Roughly one-third of the game's levels pluck you out of the overhead view and place you into the gunnery seat of a large vehicle--like a jeep, tank, or bomber. These levels are shown from a first-person perspective. As the terrain moves from right to left, you're supposed to use the crosshairs to shoot at the various soldiers and vehicles that appear. The A and B buttons let you fire your guns and throw grenades. You can earn additional ammunition and health items by shooting the barrels in each stage. Those of you who were playing video games in the late 1980s will recognize this setup from Taito's Operation Wolf, which was released in arcades and was available for the NES.
You could argue that Netherock, the game's developer, didn't demonstrate much in the way of originality or creativity by basing the play styles of Medal of Honor Infiltrator around such classic games as Commando and Operation Wolf, but when you consider that neither of these games has been remade to death in the intervening years since they first came out, the combination here doesn't feel too clichéd.
The game also does an excellent job of capturing the unique elements that give the Medal of Honor franchise its own identity. Some levels have scripted events that push the story along, usually in the form of air raids and ambushes. Stealth plays a major role in gameplay. You can hide behind buildings and sneak up on enemy soldiers. This allows you to knock an enemy out with the butt of your rifle instead of drawing in reinforcements with a loud rifle burst. The only penalty for causing a commotion is that you'll have to fight three times as many enemies to finish a level. That's good because it doesn't prevent players who just want an all-out action game from having a fun time. The different weapon configurations also resemble what you'll find in a console-based Medal of Honor game. You can carry around a low caliber machine gun and 10 grenades, a high caliber semiautomatic rifle and five grenades, a sniper rifle and a set of five timed explosives, or a bazooka with eight shots and an accompanying pistol for a side arm. Each configuration has its trade-offs with respect to range, power, and ammunition capacity, so it's cool to experience just how differently each level plays when you're equipped with a specific weapon.

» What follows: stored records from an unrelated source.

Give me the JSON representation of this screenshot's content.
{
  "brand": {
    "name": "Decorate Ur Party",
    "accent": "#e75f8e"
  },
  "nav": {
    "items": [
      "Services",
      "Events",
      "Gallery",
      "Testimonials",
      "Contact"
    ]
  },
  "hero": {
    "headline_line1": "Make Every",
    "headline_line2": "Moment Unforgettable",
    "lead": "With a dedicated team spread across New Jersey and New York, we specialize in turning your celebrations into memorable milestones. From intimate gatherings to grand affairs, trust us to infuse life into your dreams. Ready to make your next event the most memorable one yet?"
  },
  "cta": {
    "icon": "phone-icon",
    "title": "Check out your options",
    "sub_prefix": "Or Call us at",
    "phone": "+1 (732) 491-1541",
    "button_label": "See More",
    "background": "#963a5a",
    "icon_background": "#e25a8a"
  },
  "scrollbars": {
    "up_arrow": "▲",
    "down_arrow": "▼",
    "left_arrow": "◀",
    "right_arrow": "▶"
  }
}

The complaint most people will have about Infiltrator is that aiming isn't precise enough. You can aim in eight different directions, which is the standard for games like this, but the enemy always seems to slip through the cracks when you can least afford it. Some of the game's more realistic aspects also take their toll on your ability to aim. Whenever you take damage, your character gets pushed back and is briefly stunned, and when you empty a clip, you can't fire again until you finish reloading. These kinds of details are sweet, but they're bound to annoy some people.

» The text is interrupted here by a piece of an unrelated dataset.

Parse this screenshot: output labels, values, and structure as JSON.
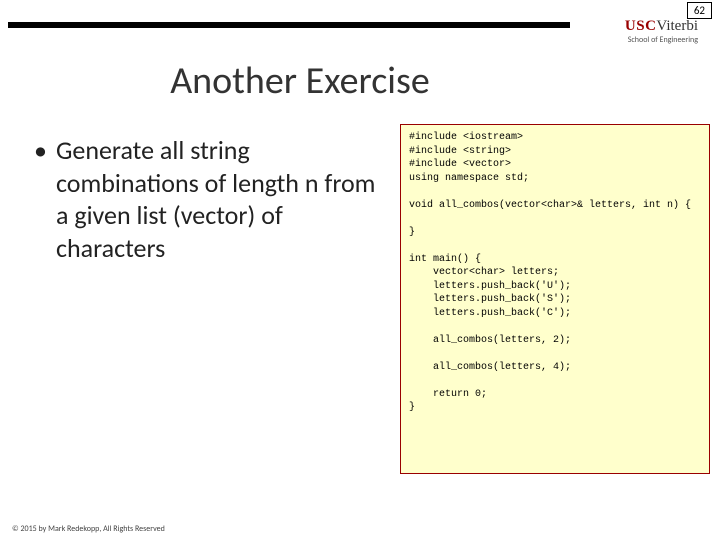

In the end, though, it's all of the little details that give Medal of Honor: Infiltrator its own unique look and feel, and it's the details that drive home the impression that this isn't just Commando 2003. The first mission of the single-player campaign opens up with your character in a troop boat as its storming a heavily defended beach in Africa. The whole scene looks like a snapshot from Omaha Beach during D day--with your mates getting slaughtered left and right and enemy bombers shelling you as you make your way up the beachhead. All of this is drawn by using the same 2D backgrounds and tiny character sprites that make up everything else in the game. Every level has something in it to see. Searchlights wander back and forth while you're trying to sneak past patrol towers; the shadows of enemy bombers appear before they drop their payloads in your vicinity; grenades arc through the air when you toss them; enemy soldiers wave their hands in the air to catch the attention of their comrades. A fair amount of the storage space on the cartridge is taken up by a series of video clips that feature footage taken from old World War II newsreels. These clips play out between missions and inject a lot of flavor into the game. Apart from the snappy details, the game also does a good job of filling the screen with soldiers and bullets--though without slowing down. There are occasions when a large explosion or grenade will bring things to a brief halt, but these instances are rare.

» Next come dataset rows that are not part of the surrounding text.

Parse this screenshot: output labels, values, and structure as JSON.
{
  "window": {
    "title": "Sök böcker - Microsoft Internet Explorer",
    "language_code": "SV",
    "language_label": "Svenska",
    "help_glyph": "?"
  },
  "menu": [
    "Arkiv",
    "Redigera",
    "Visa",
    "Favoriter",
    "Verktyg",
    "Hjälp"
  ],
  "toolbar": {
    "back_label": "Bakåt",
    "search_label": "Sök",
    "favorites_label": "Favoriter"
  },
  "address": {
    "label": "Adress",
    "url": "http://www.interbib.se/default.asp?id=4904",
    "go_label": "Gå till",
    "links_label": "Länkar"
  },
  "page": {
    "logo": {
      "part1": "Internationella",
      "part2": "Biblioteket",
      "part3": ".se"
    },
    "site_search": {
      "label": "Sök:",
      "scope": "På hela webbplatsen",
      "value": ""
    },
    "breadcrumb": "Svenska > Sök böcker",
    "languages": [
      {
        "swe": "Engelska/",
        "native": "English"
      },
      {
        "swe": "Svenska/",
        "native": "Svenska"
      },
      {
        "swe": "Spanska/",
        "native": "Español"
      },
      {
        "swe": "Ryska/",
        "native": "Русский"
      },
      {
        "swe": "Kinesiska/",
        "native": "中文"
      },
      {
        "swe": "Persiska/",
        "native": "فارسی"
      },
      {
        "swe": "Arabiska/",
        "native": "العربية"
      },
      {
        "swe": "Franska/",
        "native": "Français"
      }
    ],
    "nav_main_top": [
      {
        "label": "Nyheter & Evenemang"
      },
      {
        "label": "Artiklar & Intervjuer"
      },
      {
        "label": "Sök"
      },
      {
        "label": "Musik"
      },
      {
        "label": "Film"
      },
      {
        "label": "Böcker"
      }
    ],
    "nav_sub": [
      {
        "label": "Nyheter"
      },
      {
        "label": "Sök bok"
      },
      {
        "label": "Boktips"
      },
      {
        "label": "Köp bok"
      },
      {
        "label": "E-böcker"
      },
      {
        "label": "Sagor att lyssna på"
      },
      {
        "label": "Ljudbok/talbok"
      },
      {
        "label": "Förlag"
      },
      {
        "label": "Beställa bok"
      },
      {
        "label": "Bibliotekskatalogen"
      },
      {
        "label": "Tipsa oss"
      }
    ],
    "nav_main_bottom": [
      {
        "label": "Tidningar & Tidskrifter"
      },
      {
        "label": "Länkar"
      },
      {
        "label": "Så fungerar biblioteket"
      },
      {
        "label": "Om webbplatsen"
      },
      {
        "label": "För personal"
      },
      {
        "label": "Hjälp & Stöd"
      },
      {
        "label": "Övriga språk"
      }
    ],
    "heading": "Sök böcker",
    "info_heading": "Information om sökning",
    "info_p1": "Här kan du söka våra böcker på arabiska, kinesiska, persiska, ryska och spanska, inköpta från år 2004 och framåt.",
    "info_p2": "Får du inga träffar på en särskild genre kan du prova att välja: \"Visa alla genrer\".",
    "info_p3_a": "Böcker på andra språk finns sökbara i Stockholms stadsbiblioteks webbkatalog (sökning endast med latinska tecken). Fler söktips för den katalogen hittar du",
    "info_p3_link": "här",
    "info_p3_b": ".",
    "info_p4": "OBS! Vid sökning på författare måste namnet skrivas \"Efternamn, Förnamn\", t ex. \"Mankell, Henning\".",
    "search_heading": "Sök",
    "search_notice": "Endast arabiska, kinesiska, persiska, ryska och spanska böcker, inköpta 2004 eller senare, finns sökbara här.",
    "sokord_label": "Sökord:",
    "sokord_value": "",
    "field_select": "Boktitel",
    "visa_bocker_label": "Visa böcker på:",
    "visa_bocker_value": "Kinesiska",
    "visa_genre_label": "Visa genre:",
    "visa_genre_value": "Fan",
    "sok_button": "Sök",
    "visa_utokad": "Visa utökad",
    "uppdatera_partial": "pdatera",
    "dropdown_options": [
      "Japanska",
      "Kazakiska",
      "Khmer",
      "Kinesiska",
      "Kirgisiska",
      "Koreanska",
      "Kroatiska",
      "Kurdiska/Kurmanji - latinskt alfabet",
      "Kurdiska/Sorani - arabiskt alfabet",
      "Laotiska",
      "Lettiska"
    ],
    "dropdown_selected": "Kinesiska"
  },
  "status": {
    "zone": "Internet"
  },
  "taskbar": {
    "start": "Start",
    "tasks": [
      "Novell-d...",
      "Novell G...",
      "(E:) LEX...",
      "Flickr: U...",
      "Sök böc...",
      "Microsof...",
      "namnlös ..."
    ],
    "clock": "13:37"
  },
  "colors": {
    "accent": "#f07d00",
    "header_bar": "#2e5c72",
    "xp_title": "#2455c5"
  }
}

As interesting as the graphics are, it's the audio that ties everything together. The game uses digitized sound clips for things like gunshots and voices. Enemy soldiers cry out for help when they discover you and scream when they die, while your character calls out whenever an ambush occurs or when your health reaches a dangerous level. Like the video clips that play between missions, the background music also has a historical slant to it. Instead of the rock 'n' roll-style songs typically used for the background audio in this sort of game, the music here sounds like the arrogant drum beats and organ music you'd hear while watching a movie theater newsreel from the 1940s. Some people will be annoyed by the static that's been intentionally injected into the music, but it does give the soundtrack a certain aura of authenticity.
Arcade-style shoot-'em-ups typically don't offer much in the way of different play modes. Usually, the urge to play the game over and over again is what gives a game like this its replay value. For the most part, this is true of Medal of Honor Infiltrator. Once you know how to play and figure out the best ways to clear out handfuls of enemies at a time, the excitement level is raised a notch because you feel like you're an invincible killing machine who's stalking the enemy as a cheetah would stalk a baby gazelle. This sort of violent catharsis is what made the military-themed arcade games of the 1980s so great. You'd get pumped up and know what it felt like to take on all of those bullies from the playground, but you didn't have to get your butt kicked in the process.
Medal of Honor Infiltrator offers 15 missions, which you can play from beginning to end in the campaign mode or tackle one at a time in the quick start mode. Most players will end up playing through the campaign mode a few times in order to collect all of the gold and silver medals that are earned by clearing away the enemies in a level and by satisfying all of the secondary mission objectives. By collecting medals, you can unlock a harder version of the campaign mode, as well as a survival mode where the goal is to see how many soldiers you can kill before you run out of health. The setting for the survival mode is a village that features a number of different neighborhoods to fight in.
Infiltrator also has a modest selection of connectivity features that broaden the game's overall value for those people who can take advantage of them. Using a link cable, you and someone else can play through levels cooperatively or against one another. People consistently voice their anger whenever an action game comes out that doesn't feature two-player co-operative play, so it's nice to see that Electronic Arts included this option in one of their games. If you have the GameCube version of Medal of Honor Rising Sun, you can use your GBA as a real-time map in that game by linking Medal of Honor Infiltrator to it by using the GameCube-GBA Connectivity Cable.
Medal of Honor: Infiltrator borrows heavily from the classic games it's inspired by and, at the same time, captures most of the things that give the franchise its identity. The typical overhead shoot-'em-up doesn't have much to offer except the sheer thrill of killing one enemy after another. Netherock has taken that simple design and has updated it for today's player by adding depth through the inclusion of stealth elements, tricky AI, first-person crosshair-shooting sections, and a varied assortment of mission objectives. The end result is a fun handheld game that should please anyone who's looking for an action game with teeth.